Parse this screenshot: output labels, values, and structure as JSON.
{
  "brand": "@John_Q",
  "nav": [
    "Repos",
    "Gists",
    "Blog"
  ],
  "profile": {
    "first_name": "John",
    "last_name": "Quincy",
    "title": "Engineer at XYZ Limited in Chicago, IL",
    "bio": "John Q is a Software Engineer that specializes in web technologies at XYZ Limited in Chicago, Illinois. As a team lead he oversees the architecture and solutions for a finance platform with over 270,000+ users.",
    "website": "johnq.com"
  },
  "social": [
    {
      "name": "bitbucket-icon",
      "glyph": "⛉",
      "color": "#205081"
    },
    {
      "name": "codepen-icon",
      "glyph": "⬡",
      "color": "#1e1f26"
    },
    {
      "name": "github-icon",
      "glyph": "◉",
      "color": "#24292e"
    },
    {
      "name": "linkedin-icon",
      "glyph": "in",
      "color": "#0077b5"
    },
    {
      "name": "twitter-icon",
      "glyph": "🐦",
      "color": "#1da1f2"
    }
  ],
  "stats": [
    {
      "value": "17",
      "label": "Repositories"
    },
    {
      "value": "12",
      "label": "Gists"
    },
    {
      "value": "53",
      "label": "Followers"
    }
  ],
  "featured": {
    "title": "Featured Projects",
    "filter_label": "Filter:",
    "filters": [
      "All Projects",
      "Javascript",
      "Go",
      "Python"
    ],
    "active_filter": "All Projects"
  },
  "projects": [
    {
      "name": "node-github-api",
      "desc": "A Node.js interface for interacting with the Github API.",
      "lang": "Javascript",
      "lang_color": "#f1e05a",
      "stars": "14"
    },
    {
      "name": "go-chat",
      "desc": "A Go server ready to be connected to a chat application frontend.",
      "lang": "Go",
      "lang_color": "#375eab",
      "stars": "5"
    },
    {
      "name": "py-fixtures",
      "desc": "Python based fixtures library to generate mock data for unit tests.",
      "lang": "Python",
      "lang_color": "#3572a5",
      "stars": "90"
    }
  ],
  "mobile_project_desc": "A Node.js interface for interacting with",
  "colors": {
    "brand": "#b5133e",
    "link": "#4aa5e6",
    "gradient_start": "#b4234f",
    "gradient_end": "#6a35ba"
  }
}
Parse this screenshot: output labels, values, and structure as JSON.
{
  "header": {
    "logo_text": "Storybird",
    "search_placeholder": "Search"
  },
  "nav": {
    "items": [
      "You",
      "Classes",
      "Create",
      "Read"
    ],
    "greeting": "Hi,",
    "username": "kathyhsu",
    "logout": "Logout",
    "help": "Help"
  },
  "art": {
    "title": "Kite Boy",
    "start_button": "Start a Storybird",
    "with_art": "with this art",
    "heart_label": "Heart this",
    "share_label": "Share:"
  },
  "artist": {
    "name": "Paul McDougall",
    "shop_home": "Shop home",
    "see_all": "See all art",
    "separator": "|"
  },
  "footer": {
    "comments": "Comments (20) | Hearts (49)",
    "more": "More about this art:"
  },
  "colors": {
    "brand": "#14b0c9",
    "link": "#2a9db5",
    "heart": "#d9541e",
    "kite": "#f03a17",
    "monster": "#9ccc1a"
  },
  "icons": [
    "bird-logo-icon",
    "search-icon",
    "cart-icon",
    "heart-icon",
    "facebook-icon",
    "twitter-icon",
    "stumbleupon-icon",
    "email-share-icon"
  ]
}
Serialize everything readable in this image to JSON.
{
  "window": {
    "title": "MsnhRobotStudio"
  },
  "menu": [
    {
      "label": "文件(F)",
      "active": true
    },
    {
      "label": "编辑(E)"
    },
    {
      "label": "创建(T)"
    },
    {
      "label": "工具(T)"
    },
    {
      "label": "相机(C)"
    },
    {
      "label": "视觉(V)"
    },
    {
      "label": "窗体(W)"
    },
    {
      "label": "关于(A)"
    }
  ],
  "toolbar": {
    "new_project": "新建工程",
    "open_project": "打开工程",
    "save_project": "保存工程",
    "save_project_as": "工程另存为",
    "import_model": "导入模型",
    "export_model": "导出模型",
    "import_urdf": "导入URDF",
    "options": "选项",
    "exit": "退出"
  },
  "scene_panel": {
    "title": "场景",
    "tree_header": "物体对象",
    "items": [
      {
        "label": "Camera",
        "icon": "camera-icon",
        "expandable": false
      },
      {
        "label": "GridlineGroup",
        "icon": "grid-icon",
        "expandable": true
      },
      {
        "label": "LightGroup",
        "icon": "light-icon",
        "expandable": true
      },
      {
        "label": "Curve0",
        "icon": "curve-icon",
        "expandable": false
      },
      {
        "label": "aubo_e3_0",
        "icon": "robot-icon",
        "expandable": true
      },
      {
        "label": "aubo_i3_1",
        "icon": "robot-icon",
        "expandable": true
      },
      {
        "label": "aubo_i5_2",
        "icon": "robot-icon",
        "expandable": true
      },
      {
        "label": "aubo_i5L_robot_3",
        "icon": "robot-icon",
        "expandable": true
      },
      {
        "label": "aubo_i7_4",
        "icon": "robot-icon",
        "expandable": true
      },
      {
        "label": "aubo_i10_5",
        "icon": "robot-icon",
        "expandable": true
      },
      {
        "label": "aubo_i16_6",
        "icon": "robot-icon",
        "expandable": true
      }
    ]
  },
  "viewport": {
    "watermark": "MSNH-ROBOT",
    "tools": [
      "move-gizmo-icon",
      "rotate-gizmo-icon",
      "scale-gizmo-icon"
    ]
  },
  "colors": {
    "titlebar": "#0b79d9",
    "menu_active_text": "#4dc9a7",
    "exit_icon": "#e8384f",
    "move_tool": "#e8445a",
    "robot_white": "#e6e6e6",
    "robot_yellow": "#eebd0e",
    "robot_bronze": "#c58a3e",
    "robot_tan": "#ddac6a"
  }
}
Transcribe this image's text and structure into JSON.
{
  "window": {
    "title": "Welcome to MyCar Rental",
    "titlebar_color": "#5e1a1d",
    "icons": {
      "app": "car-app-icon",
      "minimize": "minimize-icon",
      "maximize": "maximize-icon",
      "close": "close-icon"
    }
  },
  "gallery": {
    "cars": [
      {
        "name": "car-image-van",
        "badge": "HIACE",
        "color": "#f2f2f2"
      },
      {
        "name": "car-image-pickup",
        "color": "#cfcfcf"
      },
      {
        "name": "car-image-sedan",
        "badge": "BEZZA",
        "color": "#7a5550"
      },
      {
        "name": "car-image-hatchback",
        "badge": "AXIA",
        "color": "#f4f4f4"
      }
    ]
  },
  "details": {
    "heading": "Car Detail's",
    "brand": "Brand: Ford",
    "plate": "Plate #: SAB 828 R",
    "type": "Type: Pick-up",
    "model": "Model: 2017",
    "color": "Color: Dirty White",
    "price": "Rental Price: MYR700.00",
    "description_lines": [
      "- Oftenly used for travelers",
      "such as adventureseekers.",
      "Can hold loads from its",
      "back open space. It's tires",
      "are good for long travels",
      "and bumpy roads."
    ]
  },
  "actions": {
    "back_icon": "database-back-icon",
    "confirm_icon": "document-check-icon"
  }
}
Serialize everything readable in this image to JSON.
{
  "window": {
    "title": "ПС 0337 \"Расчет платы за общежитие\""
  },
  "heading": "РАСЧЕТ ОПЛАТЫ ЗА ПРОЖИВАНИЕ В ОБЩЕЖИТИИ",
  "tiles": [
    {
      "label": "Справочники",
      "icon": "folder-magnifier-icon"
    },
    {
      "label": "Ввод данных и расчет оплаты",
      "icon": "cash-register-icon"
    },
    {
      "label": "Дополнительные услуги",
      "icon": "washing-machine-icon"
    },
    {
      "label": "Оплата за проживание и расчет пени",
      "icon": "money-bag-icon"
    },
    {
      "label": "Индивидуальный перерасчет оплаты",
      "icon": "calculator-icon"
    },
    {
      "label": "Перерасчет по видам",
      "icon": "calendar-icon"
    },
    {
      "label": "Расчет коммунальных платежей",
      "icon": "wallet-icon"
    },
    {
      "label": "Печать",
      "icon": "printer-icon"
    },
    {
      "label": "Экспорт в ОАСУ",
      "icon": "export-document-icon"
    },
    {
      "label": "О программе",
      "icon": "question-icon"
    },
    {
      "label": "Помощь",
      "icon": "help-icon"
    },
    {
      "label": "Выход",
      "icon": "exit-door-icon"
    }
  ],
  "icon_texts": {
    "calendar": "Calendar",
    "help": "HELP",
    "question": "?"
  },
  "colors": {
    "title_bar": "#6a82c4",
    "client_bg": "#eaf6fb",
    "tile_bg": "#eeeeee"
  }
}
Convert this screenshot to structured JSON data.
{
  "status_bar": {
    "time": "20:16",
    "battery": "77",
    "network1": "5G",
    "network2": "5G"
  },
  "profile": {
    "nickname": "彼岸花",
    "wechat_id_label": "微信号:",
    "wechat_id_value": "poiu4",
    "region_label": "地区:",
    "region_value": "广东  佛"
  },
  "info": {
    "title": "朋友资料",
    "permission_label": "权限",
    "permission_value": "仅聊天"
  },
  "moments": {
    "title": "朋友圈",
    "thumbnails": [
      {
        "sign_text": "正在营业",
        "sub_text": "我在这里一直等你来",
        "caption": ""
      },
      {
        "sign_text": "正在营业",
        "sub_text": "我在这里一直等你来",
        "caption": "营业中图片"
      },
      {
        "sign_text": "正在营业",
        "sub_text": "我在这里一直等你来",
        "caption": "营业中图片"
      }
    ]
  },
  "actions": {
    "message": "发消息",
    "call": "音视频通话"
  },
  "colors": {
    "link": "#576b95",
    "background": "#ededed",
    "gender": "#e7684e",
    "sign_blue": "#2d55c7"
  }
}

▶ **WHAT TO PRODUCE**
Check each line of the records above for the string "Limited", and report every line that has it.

▶ **RESULT FOR THIS EXERCISE**
    "title": "Engineer at XYZ Limited in Chicago, IL",
    "bio": "John Q is a Software Engineer that specializes in web technologies at XYZ Limited in Chicago, Illinois. As a team lead he oversees the architecture and solutions for a finance platform with over 270,000+ users.",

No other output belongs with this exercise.